[SUPPLIED ENTRIES Boundary: Start]
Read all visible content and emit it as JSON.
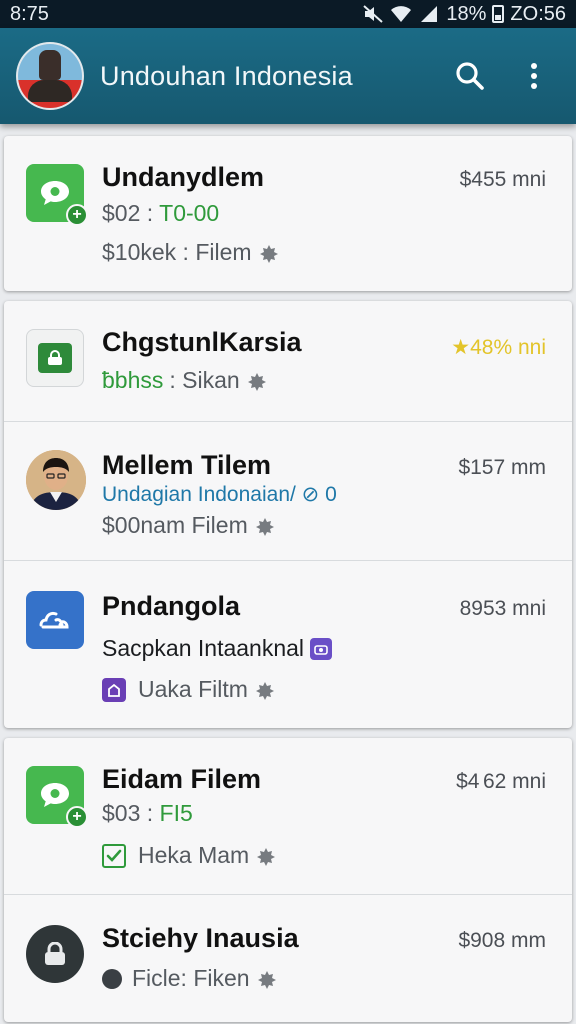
{
  "status_bar": {
    "time": "8:75",
    "battery": "18%",
    "clock": "ZO:56",
    "icons": [
      "mute-icon",
      "wifi-icon",
      "signal-icon",
      "battery-icon"
    ]
  },
  "app_bar": {
    "title": "Undouhan Indonesia",
    "icons": [
      "search-icon",
      "more-vert-icon"
    ]
  },
  "items": [
    {
      "title": "Undanydlem",
      "meta": "$455 mni",
      "line2_prefix": "$02 : ",
      "line2_value": "T0-00",
      "line3": "$10kek : Filem",
      "icon": "chat-bubble-icon"
    },
    {
      "title": "ChgstunlKarsia",
      "meta": "★48% nni",
      "line2_prefix": "ƀbhss",
      "line2_value": " : Sikan",
      "icon": "lock-icon"
    },
    {
      "title": "Mellem Tilem",
      "meta": "$157 mm",
      "line2": "Undagian Indonaian/ ⊘ 0",
      "line3": "$00nam Filem",
      "icon": "person-avatar"
    },
    {
      "title": "Pndangola",
      "meta": "8953 mni",
      "line2": "Sacpkan Intaanknal",
      "line3": "Uaka Filtm",
      "icon": "cloud-icon"
    },
    {
      "title": "Eidam Filem",
      "meta": "$4  62 mni",
      "line2_prefix": "$03 : ",
      "line2_value": "FI5",
      "line3": "Heka Mam",
      "icon": "chat-bubble-icon"
    },
    {
      "title": "Stciehy Inausia",
      "meta": "$908 mm",
      "line3": "Ficle: Fiken",
      "icon": "lock-icon"
    }
  ],
  "colors": {
    "app_bar": "#1b6b86",
    "green": "#46b84f",
    "blue": "#3572c9",
    "gold": "#e3c42a"
  }
}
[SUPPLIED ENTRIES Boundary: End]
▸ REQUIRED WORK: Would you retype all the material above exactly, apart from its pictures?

▸ ANSWER TO THIS EXERCISE:
Read all visible content and emit it as JSON.
{
  "status_bar": {
    "time": "8:75",
    "battery": "18%",
    "clock": "ZO:56",
    "icons": [
      "mute-icon",
      "wifi-icon",
      "signal-icon",
      "battery-icon"
    ]
  },
  "app_bar": {
    "title": "Undouhan Indonesia",
    "icons": [
      "search-icon",
      "more-vert-icon"
    ]
  },
  "items": [
    {
      "title": "Undanydlem",
      "meta": "$455 mni",
      "line2_prefix": "$02 : ",
      "line2_value": "T0-00",
      "line3": "$10kek : Filem",
      "icon": "chat-bubble-icon"
    },
    {
      "title": "ChgstunlKarsia",
      "meta": "★48% nni",
      "line2_prefix": "ƀbhss",
      "line2_value": " : Sikan",
      "icon": "lock-icon"
    },
    {
      "title": "Mellem Tilem",
      "meta": "$157 mm",
      "line2": "Undagian Indonaian/ ⊘ 0",
      "line3": "$00nam Filem",
      "icon": "person-avatar"
    },
    {
      "title": "Pndangola",
      "meta": "8953 mni",
      "line2": "Sacpkan Intaanknal",
      "line3": "Uaka Filtm",
      "icon": "cloud-icon"
    },
    {
      "title": "Eidam Filem",
      "meta": "$4  62 mni",
      "line2_prefix": "$03 : ",
      "line2_value": "FI5",
      "line3": "Heka Mam",
      "icon": "chat-bubble-icon"
    },
    {
      "title": "Stciehy Inausia",
      "meta": "$908 mm",
      "line3": "Ficle: Fiken",
      "icon": "lock-icon"
    }
  ],
  "colors": {
    "app_bar": "#1b6b86",
    "green": "#46b84f",
    "blue": "#3572c9",
    "gold": "#e3c42a"
  }
}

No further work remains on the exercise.